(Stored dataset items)

* * *

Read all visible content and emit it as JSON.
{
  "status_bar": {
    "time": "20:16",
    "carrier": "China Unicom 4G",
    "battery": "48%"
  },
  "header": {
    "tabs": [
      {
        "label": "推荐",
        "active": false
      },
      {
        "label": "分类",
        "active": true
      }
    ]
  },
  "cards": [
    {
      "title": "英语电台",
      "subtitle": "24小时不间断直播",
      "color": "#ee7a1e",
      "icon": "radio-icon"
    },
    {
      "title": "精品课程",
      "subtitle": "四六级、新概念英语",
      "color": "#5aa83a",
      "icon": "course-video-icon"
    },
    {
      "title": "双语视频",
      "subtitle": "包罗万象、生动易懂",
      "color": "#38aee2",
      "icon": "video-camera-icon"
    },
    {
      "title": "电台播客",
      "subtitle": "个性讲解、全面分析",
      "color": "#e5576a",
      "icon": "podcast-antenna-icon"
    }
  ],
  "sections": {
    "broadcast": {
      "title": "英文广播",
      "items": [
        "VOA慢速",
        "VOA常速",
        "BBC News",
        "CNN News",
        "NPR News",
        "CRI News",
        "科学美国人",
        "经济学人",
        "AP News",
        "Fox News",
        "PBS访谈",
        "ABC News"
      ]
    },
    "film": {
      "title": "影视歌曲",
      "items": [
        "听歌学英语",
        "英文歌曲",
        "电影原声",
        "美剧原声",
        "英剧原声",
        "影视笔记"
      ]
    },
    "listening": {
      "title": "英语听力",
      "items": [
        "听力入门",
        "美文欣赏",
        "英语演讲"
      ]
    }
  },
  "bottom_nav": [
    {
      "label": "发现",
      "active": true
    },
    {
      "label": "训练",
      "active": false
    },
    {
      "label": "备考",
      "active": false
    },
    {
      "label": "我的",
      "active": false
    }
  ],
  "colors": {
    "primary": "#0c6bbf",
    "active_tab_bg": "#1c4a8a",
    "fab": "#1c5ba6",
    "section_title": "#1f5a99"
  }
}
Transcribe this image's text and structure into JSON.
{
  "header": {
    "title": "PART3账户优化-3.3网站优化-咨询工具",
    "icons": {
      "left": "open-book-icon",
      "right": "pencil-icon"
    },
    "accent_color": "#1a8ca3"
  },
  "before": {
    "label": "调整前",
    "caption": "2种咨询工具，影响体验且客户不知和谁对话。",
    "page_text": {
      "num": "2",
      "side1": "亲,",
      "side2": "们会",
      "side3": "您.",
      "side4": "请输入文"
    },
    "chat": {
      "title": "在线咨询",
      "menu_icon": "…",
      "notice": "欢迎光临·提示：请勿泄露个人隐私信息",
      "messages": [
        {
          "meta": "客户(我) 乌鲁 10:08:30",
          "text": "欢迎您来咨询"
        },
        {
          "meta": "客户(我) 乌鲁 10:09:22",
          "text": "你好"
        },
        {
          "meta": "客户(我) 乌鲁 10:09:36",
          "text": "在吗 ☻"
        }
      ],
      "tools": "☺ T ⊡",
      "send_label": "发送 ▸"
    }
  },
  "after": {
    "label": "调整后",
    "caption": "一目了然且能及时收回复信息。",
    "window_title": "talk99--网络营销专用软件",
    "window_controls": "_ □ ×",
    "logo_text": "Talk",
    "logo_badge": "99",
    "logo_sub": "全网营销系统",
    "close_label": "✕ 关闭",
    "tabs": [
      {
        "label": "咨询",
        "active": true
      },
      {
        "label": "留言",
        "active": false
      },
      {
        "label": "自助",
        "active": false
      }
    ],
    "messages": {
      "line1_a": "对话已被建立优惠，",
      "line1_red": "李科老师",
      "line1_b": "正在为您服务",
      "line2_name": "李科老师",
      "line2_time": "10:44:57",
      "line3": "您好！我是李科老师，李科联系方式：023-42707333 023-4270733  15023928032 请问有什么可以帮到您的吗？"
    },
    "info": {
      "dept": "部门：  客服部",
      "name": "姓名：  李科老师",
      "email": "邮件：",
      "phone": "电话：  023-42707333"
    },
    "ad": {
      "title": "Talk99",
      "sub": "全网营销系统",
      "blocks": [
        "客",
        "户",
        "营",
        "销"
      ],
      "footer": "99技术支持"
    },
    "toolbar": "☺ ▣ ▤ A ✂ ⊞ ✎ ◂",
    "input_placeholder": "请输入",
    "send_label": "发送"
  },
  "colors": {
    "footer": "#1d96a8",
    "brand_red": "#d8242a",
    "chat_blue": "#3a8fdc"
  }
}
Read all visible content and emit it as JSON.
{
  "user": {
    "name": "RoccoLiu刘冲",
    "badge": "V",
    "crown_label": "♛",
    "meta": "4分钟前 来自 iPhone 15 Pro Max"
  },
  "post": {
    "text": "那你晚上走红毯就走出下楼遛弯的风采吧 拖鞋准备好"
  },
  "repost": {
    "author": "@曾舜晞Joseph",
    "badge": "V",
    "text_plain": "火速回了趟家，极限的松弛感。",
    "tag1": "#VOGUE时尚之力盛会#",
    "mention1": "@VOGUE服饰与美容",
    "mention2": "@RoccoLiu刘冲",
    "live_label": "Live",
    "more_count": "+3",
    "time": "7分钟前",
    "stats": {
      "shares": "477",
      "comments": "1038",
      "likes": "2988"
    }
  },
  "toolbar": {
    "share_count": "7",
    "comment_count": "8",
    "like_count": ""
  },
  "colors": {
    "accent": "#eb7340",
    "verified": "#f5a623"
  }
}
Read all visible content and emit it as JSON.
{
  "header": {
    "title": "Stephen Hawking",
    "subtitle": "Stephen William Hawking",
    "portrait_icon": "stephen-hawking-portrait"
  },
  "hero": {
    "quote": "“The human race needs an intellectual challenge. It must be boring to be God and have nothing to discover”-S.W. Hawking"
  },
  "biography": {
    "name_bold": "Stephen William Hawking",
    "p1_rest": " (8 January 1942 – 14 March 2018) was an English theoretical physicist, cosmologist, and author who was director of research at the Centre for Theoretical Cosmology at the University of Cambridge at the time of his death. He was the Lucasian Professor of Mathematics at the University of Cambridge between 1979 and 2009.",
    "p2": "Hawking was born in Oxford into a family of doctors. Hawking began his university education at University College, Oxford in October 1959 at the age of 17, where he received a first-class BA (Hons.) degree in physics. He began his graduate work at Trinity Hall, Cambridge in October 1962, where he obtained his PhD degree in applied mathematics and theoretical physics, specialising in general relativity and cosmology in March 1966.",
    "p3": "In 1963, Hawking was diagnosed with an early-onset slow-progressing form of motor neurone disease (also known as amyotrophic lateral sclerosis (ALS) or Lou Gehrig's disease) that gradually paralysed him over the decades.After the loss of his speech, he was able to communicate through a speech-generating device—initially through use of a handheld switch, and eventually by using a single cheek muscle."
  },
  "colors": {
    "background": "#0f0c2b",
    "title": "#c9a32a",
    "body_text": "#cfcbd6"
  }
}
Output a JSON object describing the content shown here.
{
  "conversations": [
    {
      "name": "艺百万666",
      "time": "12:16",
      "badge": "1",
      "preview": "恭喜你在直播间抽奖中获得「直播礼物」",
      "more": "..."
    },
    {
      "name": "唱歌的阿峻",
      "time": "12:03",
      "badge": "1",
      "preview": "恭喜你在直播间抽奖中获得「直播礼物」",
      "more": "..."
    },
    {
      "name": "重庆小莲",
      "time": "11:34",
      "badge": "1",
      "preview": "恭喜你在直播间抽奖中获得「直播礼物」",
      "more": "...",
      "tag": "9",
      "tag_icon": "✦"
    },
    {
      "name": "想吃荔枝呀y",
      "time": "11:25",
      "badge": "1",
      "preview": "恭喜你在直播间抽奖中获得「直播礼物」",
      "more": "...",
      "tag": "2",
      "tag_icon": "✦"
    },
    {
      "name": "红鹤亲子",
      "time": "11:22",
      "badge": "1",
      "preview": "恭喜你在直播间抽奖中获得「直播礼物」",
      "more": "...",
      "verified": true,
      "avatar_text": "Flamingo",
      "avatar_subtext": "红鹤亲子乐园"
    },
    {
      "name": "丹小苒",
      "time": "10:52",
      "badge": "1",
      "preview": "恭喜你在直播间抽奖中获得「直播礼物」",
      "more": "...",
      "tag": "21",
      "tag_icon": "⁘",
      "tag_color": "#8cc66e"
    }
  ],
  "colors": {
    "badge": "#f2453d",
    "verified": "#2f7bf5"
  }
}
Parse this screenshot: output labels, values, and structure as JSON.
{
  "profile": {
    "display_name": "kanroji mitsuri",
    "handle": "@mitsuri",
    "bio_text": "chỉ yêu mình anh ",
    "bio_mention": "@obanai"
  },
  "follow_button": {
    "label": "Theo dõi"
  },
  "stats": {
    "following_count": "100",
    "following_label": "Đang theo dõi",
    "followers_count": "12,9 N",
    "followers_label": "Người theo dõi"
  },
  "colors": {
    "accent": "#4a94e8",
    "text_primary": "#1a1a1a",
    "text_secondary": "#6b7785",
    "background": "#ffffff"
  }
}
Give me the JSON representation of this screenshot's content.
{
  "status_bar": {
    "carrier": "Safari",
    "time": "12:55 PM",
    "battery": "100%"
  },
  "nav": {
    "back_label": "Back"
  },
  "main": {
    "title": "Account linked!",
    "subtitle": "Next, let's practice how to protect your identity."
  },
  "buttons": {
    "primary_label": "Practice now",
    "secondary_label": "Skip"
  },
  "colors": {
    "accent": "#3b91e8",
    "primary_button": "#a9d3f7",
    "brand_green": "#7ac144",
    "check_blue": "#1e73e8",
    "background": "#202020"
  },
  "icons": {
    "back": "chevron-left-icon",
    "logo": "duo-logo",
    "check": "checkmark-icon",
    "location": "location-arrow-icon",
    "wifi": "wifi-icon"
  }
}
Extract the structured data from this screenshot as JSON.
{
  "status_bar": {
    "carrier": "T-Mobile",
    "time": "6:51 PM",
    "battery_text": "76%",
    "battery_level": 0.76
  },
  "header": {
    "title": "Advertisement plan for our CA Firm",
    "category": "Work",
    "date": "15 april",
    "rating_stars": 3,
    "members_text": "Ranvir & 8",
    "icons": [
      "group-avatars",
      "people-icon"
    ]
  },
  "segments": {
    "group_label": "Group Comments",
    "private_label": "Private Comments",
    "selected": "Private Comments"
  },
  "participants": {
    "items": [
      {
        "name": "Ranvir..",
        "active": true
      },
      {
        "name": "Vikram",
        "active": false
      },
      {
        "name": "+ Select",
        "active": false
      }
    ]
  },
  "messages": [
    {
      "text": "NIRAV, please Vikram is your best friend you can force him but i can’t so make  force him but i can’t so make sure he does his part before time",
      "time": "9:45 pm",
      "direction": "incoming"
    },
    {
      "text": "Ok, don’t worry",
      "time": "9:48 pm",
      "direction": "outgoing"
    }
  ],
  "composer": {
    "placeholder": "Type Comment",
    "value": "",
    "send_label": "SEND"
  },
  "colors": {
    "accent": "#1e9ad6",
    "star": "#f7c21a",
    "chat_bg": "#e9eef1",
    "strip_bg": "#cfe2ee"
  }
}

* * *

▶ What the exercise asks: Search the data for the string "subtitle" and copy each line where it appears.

▶ Answer space:
      "subtitle": "24小时不间断直播",
      "subtitle": "四六级、新概念英语",
      "subtitle": "包罗万象、生动易懂",
      "subtitle": "个性讲解、全面分析",
    "subtitle": "Stephen William Hawking",
    "subtitle": "Next, let's practice how to protect your identity."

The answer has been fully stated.